-- EXERCISE REQUIREMENTS --
Each entry below has to be written out again exactly.

Interface dataset entries
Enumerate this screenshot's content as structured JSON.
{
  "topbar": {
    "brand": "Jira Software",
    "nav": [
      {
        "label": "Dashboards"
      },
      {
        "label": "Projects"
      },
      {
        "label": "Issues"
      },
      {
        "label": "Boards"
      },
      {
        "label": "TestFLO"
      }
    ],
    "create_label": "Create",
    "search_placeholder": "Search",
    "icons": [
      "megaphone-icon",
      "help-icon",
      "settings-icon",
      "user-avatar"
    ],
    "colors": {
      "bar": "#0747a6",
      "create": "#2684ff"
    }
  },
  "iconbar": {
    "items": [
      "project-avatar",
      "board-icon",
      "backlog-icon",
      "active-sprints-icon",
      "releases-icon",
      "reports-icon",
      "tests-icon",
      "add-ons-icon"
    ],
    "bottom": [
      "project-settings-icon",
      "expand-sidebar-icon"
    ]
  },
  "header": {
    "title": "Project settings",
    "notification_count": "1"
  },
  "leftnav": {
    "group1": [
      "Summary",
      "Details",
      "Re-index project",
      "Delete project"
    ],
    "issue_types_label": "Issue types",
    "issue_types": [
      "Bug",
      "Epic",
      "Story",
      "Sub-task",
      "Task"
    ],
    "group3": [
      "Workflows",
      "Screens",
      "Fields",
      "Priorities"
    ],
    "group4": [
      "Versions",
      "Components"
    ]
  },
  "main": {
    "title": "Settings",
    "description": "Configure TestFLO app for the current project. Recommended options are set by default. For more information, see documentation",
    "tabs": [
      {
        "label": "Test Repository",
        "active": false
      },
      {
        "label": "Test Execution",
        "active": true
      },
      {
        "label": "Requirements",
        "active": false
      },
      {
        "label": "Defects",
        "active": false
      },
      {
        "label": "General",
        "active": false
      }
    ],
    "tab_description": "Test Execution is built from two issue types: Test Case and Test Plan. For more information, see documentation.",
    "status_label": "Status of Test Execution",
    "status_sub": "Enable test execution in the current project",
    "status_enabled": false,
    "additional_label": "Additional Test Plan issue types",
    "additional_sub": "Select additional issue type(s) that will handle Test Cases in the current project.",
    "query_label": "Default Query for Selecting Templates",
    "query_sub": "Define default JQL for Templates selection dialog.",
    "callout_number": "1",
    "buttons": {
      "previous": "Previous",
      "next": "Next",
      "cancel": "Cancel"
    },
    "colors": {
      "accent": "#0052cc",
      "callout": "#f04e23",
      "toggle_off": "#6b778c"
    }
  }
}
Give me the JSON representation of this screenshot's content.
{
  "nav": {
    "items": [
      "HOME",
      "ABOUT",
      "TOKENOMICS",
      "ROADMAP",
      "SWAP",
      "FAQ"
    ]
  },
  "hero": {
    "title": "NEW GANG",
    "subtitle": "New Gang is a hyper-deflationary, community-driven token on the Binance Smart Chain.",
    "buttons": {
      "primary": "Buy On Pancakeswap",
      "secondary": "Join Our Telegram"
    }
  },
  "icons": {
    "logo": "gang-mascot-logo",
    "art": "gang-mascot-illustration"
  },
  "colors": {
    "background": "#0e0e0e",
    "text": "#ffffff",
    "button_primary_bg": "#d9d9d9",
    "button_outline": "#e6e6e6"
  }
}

-- ANSWER TO THIS EXERCISE --
Enumerate this screenshot's content as structured JSON.
{
  "topbar": {
    "brand": "Jira Software",
    "nav": [
      {
        "label": "Dashboards"
      },
      {
        "label": "Projects"
      },
      {
        "label": "Issues"
      },
      {
        "label": "Boards"
      },
      {
        "label": "TestFLO"
      }
    ],
    "create_label": "Create",
    "search_placeholder": "Search",
    "icons": [
      "megaphone-icon",
      "help-icon",
      "settings-icon",
      "user-avatar"
    ],
    "colors": {
      "bar": "#0747a6",
      "create": "#2684ff"
    }
  },
  "iconbar": {
    "items": [
      "project-avatar",
      "board-icon",
      "backlog-icon",
      "active-sprints-icon",
      "releases-icon",
      "reports-icon",
      "tests-icon",
      "add-ons-icon"
    ],
    "bottom": [
      "project-settings-icon",
      "expand-sidebar-icon"
    ]
  },
  "header": {
    "title": "Project settings",
    "notification_count": "1"
  },
  "leftnav": {
    "group1": [
      "Summary",
      "Details",
      "Re-index project",
      "Delete project"
    ],
    "issue_types_label": "Issue types",
    "issue_types": [
      "Bug",
      "Epic",
      "Story",
      "Sub-task",
      "Task"
    ],
    "group3": [
      "Workflows",
      "Screens",
      "Fields",
      "Priorities"
    ],
    "group4": [
      "Versions",
      "Components"
    ]
  },
  "main": {
    "title": "Settings",
    "description": "Configure TestFLO app for the current project. Recommended options are set by default. For more information, see documentation",
    "tabs": [
      {
        "label": "Test Repository",
        "active": false
      },
      {
        "label": "Test Execution",
        "active": true
      },
      {
        "label": "Requirements",
        "active": false
      },
      {
        "label": "Defects",
        "active": false
      },
      {
        "label": "General",
        "active": false
      }
    ],
    "tab_description": "Test Execution is built from two issue types: Test Case and Test Plan. For more information, see documentation.",
    "status_label": "Status of Test Execution",
    "status_sub": "Enable test execution in the current project",
    "status_enabled": false,
    "additional_label": "Additional Test Plan issue types",
    "additional_sub": "Select additional issue type(s) that will handle Test Cases in the current project.",
    "query_label": "Default Query for Selecting Templates",
    "query_sub": "Define default JQL for Templates selection dialog.",
    "callout_number": "1",
    "buttons": {
      "previous": "Previous",
      "next": "Next",
      "cancel": "Cancel"
    },
    "colors": {
      "accent": "#0052cc",
      "callout": "#f04e23",
      "toggle_off": "#6b778c"
    }
  }
}
Give me the JSON representation of this screenshot's content.
{
  "nav": {
    "items": [
      "HOME",
      "ABOUT",
      "TOKENOMICS",
      "ROADMAP",
      "SWAP",
      "FAQ"
    ]
  },
  "hero": {
    "title": "NEW GANG",
    "subtitle": "New Gang is a hyper-deflationary, community-driven token on the Binance Smart Chain.",
    "buttons": {
      "primary": "Buy On Pancakeswap",
      "secondary": "Join Our Telegram"
    }
  },
  "icons": {
    "logo": "gang-mascot-logo",
    "art": "gang-mascot-illustration"
  },
  "colors": {
    "background": "#0e0e0e",
    "text": "#ffffff",
    "button_primary_bg": "#d9d9d9",
    "button_outline": "#e6e6e6"
  }
}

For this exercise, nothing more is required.